REQUIRED ACTION:
Could you count the lines below that include the word "registry" and give only the number?

EXERCISE INPUTS:
==================================================

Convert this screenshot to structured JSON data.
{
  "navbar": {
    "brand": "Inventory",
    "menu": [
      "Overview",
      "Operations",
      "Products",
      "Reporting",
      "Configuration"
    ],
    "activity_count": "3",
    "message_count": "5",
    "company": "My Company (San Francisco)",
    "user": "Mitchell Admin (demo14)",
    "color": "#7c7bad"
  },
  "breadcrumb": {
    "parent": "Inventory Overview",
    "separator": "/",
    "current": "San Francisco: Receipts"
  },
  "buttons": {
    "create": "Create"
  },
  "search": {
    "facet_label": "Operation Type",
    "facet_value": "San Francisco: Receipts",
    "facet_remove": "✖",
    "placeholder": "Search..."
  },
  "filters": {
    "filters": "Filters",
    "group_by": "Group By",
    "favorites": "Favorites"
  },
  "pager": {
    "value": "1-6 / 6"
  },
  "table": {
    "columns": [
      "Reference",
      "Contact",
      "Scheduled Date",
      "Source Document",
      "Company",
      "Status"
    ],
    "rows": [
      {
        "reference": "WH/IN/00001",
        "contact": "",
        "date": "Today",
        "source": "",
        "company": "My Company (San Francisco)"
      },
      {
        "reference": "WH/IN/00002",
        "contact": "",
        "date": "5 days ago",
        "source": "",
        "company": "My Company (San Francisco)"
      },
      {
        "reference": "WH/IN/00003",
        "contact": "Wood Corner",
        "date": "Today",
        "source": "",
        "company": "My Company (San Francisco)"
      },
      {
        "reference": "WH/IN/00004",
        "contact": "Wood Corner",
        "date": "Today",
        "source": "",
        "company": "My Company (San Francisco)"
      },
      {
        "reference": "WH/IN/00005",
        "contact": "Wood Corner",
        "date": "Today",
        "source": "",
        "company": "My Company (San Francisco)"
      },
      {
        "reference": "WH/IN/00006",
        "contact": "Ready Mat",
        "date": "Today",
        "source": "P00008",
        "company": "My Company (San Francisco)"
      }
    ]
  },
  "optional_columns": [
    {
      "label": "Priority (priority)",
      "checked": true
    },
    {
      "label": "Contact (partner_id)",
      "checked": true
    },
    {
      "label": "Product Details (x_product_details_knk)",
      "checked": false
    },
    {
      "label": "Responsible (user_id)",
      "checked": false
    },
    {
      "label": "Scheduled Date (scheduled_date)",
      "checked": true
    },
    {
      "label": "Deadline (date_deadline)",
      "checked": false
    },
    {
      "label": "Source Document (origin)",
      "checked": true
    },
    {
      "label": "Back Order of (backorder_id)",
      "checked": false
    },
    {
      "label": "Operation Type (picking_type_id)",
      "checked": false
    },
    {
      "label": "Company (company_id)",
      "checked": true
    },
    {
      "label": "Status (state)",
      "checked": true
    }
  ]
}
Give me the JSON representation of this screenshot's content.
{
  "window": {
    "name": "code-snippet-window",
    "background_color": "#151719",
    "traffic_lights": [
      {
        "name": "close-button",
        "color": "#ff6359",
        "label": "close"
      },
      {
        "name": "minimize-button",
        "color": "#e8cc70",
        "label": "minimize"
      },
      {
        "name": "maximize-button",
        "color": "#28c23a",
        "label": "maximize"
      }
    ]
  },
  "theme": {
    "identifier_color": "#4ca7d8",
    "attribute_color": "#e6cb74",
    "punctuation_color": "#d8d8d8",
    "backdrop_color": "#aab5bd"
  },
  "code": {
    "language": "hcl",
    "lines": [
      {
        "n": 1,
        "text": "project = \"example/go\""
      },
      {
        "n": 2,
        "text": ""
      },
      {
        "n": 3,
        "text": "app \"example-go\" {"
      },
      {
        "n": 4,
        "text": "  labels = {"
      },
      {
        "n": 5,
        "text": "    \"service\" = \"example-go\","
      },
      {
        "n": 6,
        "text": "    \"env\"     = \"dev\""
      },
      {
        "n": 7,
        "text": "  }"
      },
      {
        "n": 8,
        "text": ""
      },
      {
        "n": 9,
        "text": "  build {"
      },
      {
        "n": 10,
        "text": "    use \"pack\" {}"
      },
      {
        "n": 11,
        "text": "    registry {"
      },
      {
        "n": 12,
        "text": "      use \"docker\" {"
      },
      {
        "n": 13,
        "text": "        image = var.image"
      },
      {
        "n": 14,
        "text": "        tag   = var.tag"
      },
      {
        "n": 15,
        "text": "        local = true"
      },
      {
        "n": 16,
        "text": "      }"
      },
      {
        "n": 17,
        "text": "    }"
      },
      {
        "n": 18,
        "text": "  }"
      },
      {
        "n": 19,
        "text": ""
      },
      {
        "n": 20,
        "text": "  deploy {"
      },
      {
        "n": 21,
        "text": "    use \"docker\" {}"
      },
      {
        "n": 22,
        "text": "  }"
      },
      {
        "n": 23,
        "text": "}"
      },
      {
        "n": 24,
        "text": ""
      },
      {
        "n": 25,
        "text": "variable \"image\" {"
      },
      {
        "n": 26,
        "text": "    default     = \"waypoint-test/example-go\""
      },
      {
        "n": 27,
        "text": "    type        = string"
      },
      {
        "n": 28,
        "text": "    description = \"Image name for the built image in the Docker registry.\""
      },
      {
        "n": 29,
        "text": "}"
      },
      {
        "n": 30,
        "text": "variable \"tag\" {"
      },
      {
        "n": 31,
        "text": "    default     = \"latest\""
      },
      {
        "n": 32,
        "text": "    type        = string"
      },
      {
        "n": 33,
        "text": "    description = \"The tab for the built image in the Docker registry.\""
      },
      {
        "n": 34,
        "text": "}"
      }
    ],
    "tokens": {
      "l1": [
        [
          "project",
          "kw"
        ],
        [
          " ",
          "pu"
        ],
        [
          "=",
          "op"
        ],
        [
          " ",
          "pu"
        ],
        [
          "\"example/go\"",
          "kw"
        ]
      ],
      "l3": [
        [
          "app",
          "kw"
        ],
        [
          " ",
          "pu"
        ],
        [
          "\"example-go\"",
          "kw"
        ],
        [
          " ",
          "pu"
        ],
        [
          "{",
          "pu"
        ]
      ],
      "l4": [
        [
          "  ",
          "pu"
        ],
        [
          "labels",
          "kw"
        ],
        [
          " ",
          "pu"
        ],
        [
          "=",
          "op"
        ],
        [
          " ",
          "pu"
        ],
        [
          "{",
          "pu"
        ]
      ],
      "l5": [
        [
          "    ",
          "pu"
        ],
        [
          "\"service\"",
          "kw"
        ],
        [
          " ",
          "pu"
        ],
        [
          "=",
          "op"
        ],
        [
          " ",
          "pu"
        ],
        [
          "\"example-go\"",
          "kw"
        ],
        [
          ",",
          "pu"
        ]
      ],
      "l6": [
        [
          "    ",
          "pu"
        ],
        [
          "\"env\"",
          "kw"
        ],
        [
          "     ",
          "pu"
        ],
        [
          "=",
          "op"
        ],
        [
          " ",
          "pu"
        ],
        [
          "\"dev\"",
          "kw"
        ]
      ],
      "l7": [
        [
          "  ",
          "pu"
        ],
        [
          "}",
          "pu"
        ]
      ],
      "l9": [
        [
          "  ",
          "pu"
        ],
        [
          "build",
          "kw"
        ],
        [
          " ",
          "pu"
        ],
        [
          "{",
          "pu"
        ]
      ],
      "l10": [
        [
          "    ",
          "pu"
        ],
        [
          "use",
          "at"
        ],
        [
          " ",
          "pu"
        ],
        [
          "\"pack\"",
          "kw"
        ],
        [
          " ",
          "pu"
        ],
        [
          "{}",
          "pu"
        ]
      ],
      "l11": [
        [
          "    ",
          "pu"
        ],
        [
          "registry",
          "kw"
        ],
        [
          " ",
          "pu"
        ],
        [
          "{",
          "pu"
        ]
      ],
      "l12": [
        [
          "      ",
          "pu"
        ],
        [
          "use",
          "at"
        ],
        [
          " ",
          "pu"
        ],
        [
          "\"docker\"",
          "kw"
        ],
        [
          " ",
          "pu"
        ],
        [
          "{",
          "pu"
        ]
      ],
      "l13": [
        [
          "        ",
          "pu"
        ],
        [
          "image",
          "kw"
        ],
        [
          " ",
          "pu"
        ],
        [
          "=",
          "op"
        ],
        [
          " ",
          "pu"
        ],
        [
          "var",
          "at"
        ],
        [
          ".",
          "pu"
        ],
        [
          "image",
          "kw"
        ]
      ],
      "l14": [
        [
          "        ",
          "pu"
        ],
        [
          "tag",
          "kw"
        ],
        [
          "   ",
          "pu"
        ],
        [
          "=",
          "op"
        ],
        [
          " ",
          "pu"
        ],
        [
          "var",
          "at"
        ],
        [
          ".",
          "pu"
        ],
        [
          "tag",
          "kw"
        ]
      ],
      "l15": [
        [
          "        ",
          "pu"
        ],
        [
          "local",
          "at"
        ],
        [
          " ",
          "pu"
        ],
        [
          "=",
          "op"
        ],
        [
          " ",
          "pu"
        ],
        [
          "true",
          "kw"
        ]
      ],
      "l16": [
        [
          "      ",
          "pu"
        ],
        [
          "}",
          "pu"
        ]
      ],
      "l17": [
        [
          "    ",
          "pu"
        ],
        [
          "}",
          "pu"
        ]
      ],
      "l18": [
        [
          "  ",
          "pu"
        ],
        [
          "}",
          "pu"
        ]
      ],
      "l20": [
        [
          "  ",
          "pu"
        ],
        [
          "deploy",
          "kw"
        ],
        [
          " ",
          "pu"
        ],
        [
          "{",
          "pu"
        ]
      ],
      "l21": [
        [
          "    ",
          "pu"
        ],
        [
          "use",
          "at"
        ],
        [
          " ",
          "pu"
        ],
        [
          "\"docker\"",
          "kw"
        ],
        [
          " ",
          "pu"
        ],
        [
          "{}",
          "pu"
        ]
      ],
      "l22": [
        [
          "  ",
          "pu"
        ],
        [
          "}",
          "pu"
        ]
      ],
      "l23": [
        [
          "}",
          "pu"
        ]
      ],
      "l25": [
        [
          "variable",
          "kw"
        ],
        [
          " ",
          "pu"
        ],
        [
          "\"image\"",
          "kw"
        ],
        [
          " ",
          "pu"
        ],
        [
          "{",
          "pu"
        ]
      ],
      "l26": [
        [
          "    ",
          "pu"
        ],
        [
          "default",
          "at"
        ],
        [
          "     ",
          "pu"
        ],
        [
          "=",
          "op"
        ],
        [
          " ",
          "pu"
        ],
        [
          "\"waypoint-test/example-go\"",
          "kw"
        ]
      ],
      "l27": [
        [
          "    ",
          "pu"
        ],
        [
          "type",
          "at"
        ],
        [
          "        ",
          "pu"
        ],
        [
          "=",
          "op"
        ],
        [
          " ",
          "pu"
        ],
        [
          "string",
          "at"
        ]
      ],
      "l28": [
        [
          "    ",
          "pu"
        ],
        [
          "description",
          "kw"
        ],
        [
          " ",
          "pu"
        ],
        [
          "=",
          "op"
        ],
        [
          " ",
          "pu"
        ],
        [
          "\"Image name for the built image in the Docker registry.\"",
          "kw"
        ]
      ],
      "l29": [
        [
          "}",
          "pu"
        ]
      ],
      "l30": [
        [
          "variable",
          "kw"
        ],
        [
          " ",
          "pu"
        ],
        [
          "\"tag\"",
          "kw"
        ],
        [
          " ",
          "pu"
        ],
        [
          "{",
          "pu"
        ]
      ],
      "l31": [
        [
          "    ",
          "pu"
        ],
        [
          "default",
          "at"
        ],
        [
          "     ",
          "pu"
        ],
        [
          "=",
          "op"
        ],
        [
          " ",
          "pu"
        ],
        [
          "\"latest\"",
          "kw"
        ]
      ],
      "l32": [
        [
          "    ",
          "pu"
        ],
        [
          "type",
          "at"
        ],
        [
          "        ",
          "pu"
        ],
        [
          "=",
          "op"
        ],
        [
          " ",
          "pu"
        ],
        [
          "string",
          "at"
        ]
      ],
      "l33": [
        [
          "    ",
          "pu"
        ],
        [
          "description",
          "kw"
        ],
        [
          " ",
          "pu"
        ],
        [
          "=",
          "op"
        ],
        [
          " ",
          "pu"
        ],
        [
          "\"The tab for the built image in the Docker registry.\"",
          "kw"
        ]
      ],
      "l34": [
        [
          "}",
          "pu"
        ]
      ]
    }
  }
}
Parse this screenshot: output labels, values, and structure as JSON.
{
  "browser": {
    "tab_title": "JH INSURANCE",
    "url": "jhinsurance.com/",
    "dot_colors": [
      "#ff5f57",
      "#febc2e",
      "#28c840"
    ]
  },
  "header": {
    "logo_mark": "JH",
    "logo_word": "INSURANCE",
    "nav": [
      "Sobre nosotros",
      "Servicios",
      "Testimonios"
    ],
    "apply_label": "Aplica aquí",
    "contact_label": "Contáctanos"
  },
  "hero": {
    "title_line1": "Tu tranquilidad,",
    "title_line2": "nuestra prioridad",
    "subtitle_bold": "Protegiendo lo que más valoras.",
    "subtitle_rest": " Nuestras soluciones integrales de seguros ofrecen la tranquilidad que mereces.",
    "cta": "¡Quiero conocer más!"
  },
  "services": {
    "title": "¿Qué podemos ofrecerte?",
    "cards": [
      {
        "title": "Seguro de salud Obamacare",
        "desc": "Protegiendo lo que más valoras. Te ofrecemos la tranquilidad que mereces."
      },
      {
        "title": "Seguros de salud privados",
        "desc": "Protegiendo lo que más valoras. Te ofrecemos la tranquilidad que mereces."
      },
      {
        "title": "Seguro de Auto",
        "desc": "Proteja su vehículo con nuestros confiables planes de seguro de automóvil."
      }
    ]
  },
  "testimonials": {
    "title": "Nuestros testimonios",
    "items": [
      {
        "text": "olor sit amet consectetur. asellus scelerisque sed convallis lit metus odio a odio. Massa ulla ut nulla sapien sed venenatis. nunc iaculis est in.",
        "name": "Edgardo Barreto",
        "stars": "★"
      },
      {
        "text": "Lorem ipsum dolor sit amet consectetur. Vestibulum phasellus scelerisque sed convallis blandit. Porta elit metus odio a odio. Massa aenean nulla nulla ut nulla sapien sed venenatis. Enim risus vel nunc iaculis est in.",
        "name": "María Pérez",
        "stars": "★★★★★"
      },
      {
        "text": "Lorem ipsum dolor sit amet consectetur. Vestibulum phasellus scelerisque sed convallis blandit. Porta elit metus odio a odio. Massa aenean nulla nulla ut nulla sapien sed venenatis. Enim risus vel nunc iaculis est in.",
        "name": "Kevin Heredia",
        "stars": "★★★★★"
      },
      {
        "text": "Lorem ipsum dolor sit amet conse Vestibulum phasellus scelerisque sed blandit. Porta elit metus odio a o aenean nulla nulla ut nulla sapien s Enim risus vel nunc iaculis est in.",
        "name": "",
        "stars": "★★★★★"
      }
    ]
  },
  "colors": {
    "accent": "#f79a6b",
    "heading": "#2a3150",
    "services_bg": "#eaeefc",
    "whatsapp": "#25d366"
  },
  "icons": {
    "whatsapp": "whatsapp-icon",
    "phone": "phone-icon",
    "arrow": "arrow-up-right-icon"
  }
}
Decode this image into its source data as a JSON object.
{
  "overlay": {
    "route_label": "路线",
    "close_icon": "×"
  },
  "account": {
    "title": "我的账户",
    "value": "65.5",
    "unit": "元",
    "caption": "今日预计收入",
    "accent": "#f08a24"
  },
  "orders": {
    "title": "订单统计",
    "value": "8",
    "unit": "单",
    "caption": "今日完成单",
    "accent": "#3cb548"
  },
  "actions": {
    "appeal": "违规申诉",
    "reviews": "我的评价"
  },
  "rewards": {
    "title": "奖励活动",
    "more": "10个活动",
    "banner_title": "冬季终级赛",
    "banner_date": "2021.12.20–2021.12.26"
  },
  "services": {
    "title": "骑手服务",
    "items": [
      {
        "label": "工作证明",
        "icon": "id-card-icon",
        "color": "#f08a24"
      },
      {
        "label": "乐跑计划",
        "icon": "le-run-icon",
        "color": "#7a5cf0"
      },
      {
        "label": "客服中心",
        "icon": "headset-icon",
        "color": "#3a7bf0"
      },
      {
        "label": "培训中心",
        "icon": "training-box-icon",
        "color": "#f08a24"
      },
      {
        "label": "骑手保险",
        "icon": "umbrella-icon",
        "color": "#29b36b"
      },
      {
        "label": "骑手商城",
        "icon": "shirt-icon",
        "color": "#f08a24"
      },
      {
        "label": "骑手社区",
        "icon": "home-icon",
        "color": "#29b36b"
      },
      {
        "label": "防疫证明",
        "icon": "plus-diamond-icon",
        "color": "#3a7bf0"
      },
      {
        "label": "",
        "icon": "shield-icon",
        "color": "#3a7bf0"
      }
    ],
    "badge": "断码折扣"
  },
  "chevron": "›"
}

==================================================

WRITTEN SOLUTION:
6